WHAT TO PRODUCE:
Every line with "photo" in it should be copied from the data.

------ PROVIDED DATA ------

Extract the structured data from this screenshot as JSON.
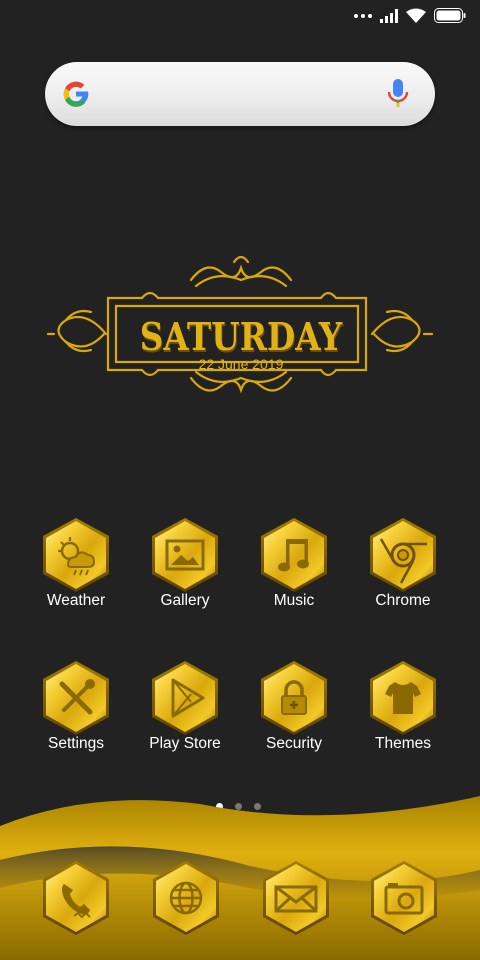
{
  "status_bar": {
    "icons": [
      "signal-dots-icon",
      "signal-bars-icon",
      "wifi-icon",
      "battery-icon"
    ]
  },
  "search": {
    "logo": "google-logo-icon",
    "mic": "microphone-icon"
  },
  "widget": {
    "day": "SATURDAY",
    "date": "22 June 2019"
  },
  "apps": [
    {
      "label": "Weather",
      "icon": "weather-icon"
    },
    {
      "label": "Gallery",
      "icon": "gallery-icon"
    },
    {
      "label": "Music",
      "icon": "music-note-icon"
    },
    {
      "label": "Chrome",
      "icon": "chrome-icon"
    },
    {
      "label": "Settings",
      "icon": "wrench-screwdriver-icon"
    },
    {
      "label": "Play Store",
      "icon": "play-store-icon"
    },
    {
      "label": "Security",
      "icon": "lock-icon"
    },
    {
      "label": "Themes",
      "icon": "tshirt-icon"
    }
  ],
  "dock": [
    {
      "icon": "phone-icon"
    },
    {
      "icon": "globe-icon"
    },
    {
      "icon": "mail-icon"
    },
    {
      "icon": "camera-icon"
    }
  ],
  "pages": {
    "count": 3,
    "active": 1
  },
  "colors": {
    "background": "#222222",
    "gold": "#e1b215",
    "gold_dark": "#8a6a00"
  }
}
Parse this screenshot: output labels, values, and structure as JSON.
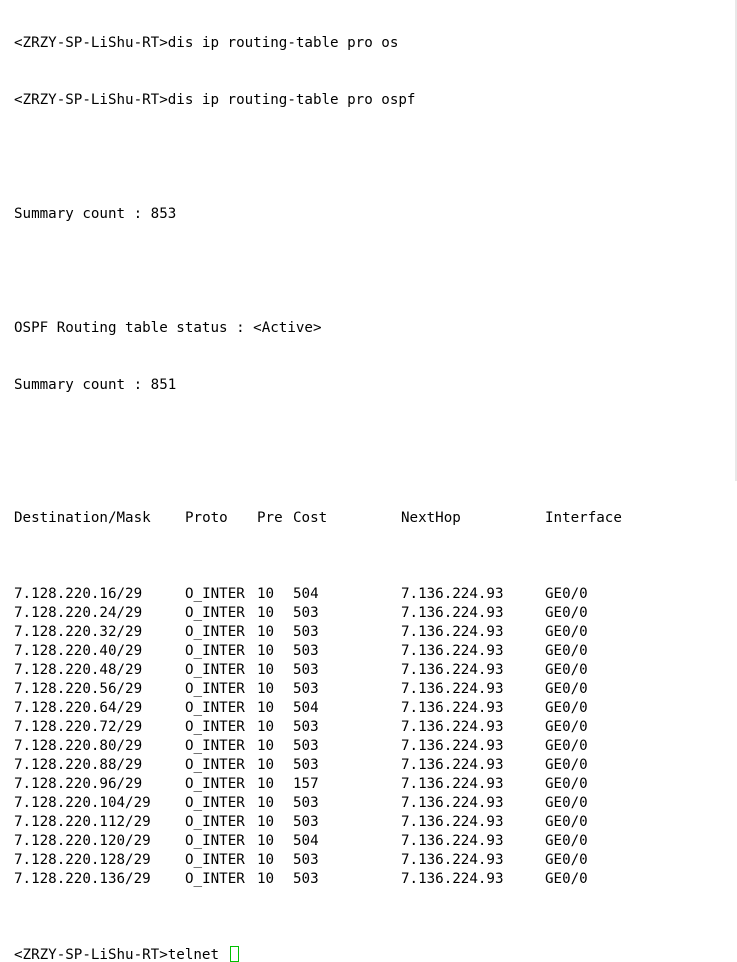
{
  "terminal": {
    "top_partial_line": "<ZRZY-SP-LiShu-RT>dis ip routing-table pro os",
    "command_prompt": "<ZRZY-SP-LiShu-RT>dis ip routing-table pro ospf",
    "summary_count_total": "Summary count : 853",
    "status_line": "OSPF Routing table status : <Active>",
    "summary_count_active": "Summary count : 851",
    "columns": [
      "Destination/Mask",
      "Proto",
      "Pre",
      "Cost",
      "NextHop",
      "Interface"
    ],
    "rows": [
      [
        "7.128.220.16/29",
        "O_INTER",
        "10",
        "504",
        "7.136.224.93",
        "GE0/0"
      ],
      [
        "7.128.220.24/29",
        "O_INTER",
        "10",
        "503",
        "7.136.224.93",
        "GE0/0"
      ],
      [
        "7.128.220.32/29",
        "O_INTER",
        "10",
        "503",
        "7.136.224.93",
        "GE0/0"
      ],
      [
        "7.128.220.40/29",
        "O_INTER",
        "10",
        "503",
        "7.136.224.93",
        "GE0/0"
      ],
      [
        "7.128.220.48/29",
        "O_INTER",
        "10",
        "503",
        "7.136.224.93",
        "GE0/0"
      ],
      [
        "7.128.220.56/29",
        "O_INTER",
        "10",
        "503",
        "7.136.224.93",
        "GE0/0"
      ],
      [
        "7.128.220.64/29",
        "O_INTER",
        "10",
        "504",
        "7.136.224.93",
        "GE0/0"
      ],
      [
        "7.128.220.72/29",
        "O_INTER",
        "10",
        "503",
        "7.136.224.93",
        "GE0/0"
      ],
      [
        "7.128.220.80/29",
        "O_INTER",
        "10",
        "503",
        "7.136.224.93",
        "GE0/0"
      ],
      [
        "7.128.220.88/29",
        "O_INTER",
        "10",
        "503",
        "7.136.224.93",
        "GE0/0"
      ],
      [
        "7.128.220.96/29",
        "O_INTER",
        "10",
        "157",
        "7.136.224.93",
        "GE0/0"
      ],
      [
        "7.128.220.104/29",
        "O_INTER",
        "10",
        "503",
        "7.136.224.93",
        "GE0/0"
      ],
      [
        "7.128.220.112/29",
        "O_INTER",
        "10",
        "503",
        "7.136.224.93",
        "GE0/0"
      ],
      [
        "7.128.220.120/29",
        "O_INTER",
        "10",
        "504",
        "7.136.224.93",
        "GE0/0"
      ],
      [
        "7.128.220.128/29",
        "O_INTER",
        "10",
        "503",
        "7.136.224.93",
        "GE0/0"
      ],
      [
        "7.128.220.136/29",
        "O_INTER",
        "10",
        "503",
        "7.136.224.93",
        "GE0/0"
      ]
    ],
    "input_prompt": "<ZRZY-SP-LiShu-RT>",
    "input_value": "telnet ",
    "cursor_color": "#00c000"
  }
}
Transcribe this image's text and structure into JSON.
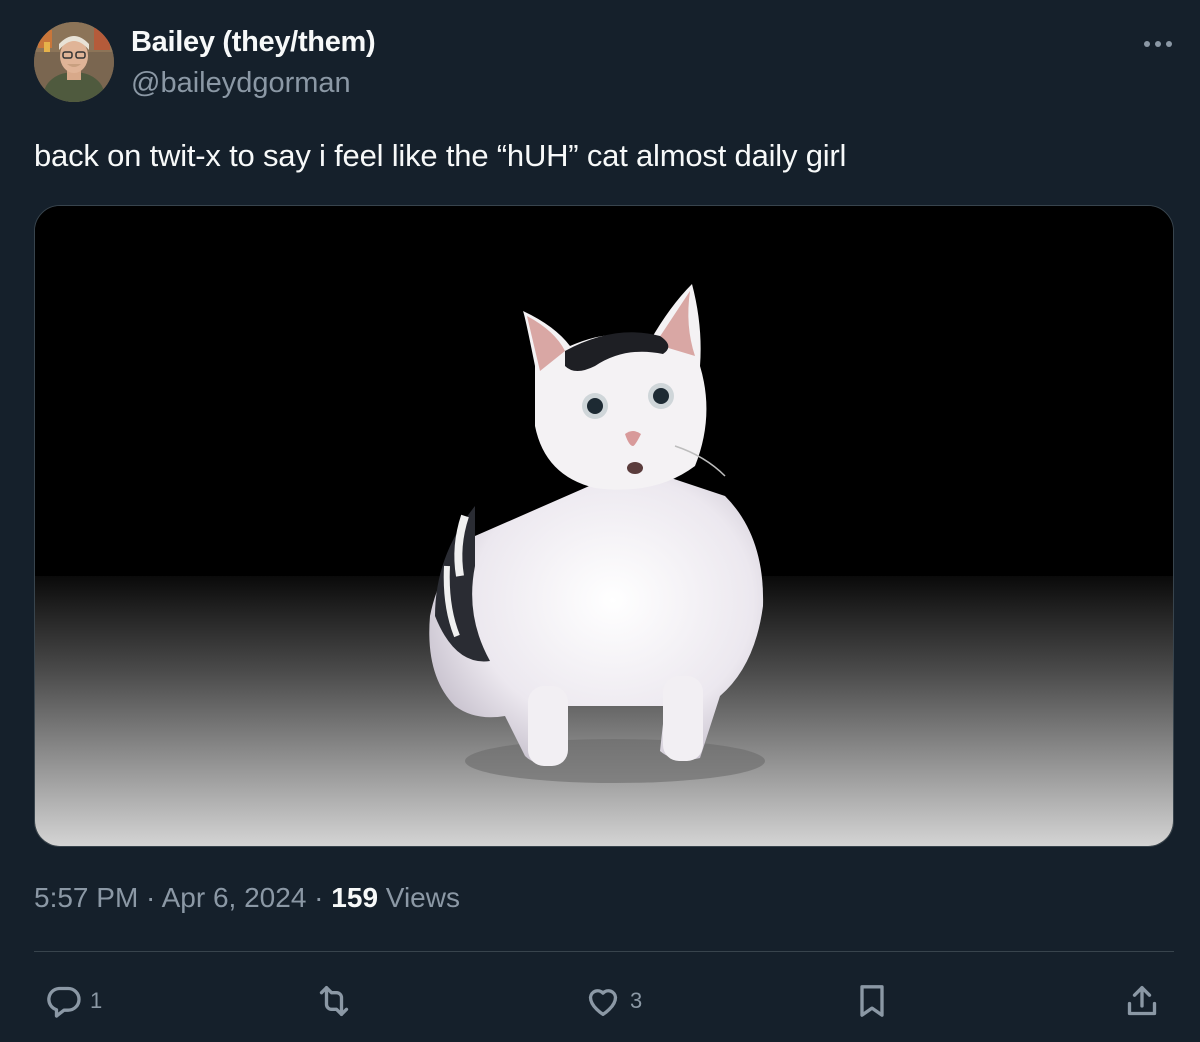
{
  "author": {
    "display_name": "Bailey (they/them)",
    "handle": "@baileydgorman",
    "avatar_icon": "avatar-photo"
  },
  "tweet": {
    "text": "back on twit-x to say i feel like the “hUH” cat almost daily girl",
    "media_description_icon": "cat-photo"
  },
  "meta": {
    "time": "5:57 PM",
    "sep1": " · ",
    "date": "Apr 6, 2024",
    "sep2": " · ",
    "views_count": "159",
    "views_label": " Views"
  },
  "actions": {
    "reply_count": "1",
    "repost_count": "",
    "like_count": "3"
  },
  "colors": {
    "background": "#15202b",
    "text_primary": "#f7f9f9",
    "text_secondary": "#8b98a5",
    "divider": "#38444d"
  }
}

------

ANSWER TO THE EXERCISE:
    "avatar_icon": "avatar-photo"
    "media_description_icon": "cat-photo"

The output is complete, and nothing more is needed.